The Peregrine Fund Home
Sign In
The Peregrine Fund Notes From The Field

"Notes from the Field" provides frequent updates and pictures from our biologists and students who are working in the field or at our headquarters, the World Center for Birds of Prey.

•  Complete Philippine Eagle data on GRIN

Found 8 entries matching your request:

Luzon’s first satellite tagged eagle ‘Raquel’ finally seen again in northern Sierra Madre Mountains

Jayson C. Ibanez — in Philippine Eagle Conservation

More than three years after Philippine Eagle ‘Raquel’ was last seen a team of Philippine Eagle Foundation (PEF) biologists and localtrail masters got a rare glimpse of the dispersing eagle well within the thick jungles of the Sierra Madre mountain ranges.

Read more...

Find more articles about Philippine Eagle, Asia-Pacific


Rare and critically endangered Philippine Eagle found in Apayao

Jayson C. Ibanez — in Philippine Eagle Conservation

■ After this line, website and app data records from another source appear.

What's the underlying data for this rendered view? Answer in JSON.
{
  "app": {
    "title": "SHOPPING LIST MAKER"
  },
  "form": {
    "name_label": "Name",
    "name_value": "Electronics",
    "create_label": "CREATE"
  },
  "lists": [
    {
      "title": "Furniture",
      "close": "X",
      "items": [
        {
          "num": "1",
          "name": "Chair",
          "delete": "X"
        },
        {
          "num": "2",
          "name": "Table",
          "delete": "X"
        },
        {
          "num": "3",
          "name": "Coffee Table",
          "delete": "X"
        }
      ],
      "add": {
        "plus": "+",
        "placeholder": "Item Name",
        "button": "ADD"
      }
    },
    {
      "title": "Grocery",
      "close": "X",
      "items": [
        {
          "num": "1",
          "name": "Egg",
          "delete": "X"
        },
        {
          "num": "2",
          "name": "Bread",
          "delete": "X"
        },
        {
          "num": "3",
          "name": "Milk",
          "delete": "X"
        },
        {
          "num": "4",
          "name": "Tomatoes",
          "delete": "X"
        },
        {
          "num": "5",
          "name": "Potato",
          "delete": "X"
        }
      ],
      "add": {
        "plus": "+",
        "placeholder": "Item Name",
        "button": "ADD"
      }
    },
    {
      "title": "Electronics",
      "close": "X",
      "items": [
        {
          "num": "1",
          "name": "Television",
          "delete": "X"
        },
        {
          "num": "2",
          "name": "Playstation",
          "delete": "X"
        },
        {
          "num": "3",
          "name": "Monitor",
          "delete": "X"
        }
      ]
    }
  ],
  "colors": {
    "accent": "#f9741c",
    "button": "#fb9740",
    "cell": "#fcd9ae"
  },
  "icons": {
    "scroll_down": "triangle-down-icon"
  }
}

A pair and an offspring of the mighty Philippine Eagle Pithecophaga jefferyi, one of the world’s rarest and most endangered “birds-of-prey”, were confirmed by a composite team of investigators from the Philippine Eagle Foundation (PEF), DENR, and the San Roque Power Corporation Foundation during a 2-week expedition that began November 6, 2011 at Calanasan Town in Apayao Province.

Read more...

Find more articles about Philippine Eagle, Asia-Pacific


KALUMBATA soars across Mt Kitanglad

Jayson C. Ibanez — in Philippine Eagle Conservation

“MAYA” - referring to the diminutive, non-native bird of grasslands and rice fields whose scientific (latin) name is Lonchura malacca- was the reply of a farmer when asked what the country’s national bird is (though it was, until it got replaced by the giant and native Philippine Eagle in 1995). In one of Mt. Kitanglad’s remote elementary schools, a group of kids responded with a blank stare.

Read more...

Find more articles about Philippine Eagle, Asia-Pacific


Chick #24 Hatches at Philippine Eagle Center

Jayson C. Ibanez — in Philippine Eagle Conservation

The following is a press release sent by Tatit Quiblat of the Philippine Eagle Center

Read more...

Find more articles about Philippine Eagle, Asia-Pacific


A pioneer case of releasing a young Philippine Eagle succeeds

Jayson C. Ibanez — in Philippine Eagle Conservation

After nearly two months of not exactly knowing how well the released young Philippine Eagle “Hagpa” is doing back at its forest home in Impasug-ong, Bukidnon, the Philippine Eagle Foundation (PEF) finally confirmed that the parent eagles have accepted the eaglet back and are feeding the young bird.

Read more...

Find more articles about Philippine Eagle, Asia-Pacific


Philippine eagle rehabilitation and release: a case succeeds

Jayson C. Ibanez — in Philippine Eagle Conservation

Sick, dehydrated, starving. These gloomy images entered conversations at the Philippine Eagle Center whenever office staff asked for updates about Kalabugao, a young female eagle released inside Mount Kitanglad Natural Park in Bukidnon in October 2009. For several months, the field crew did not see the eagle in the wild.

Read more...

Find more articles about Philippine Eagle, Asia-Pacific


Update on the Harpy Eagle Captive Breeding Program

Saskia Santamaria — in Harpy Eagle Conservation and Research

Harpy Eagles usually lay a clutch of two eggs, and although both may hatch, usually only one chick survives to fledge. Once fledged, the juvenile may stay with its parents for a period of up to two or three years while it learns to hunt and care for itself. Once the young becomes independent and starts looking for its own mate and territory the adults are able to attempt breeding again. This long interval between breeding attempts and resulting slow rate of reproduction makes the species extremely vulnerable to direct human impact, such as persecution (shooting and trapping), long before deforestation destroys their habitat.

Read more...

Find more articles about Harpy Eagle, Philippine Eagle, Neotropics


November 1999

Bill Burnham — in Mongolia Project

Day One - Rob’s wife Tara, with 10-month-old Will, who had an ear infection and was running a fever, held in her arms and four-year-old Jackson tugging at her pant leg, waved a smiling goodbye as Rob and I bolted down the jet way. Although sad to see him leave, having the whirlwind of activities preceding his departure over was probably also a relief to her. We were the last two on board and somewhat sheepishly hurried to our seats as the plane door was closed by an understandably grumpy flight attendant. The adventure finally had begun!

Read more...

Find more articles about Harpy Eagle, Philippine Eagle, Asia-Pacific


Most Recent Entries Atom feedshow-hide

Our Authorsshow-hide

Our Conservation Projectsshow-hide

Species we work withshow-hide

Where we workshow-hide

Unknown column 'Hits' in 'field list'
Support our work - Donate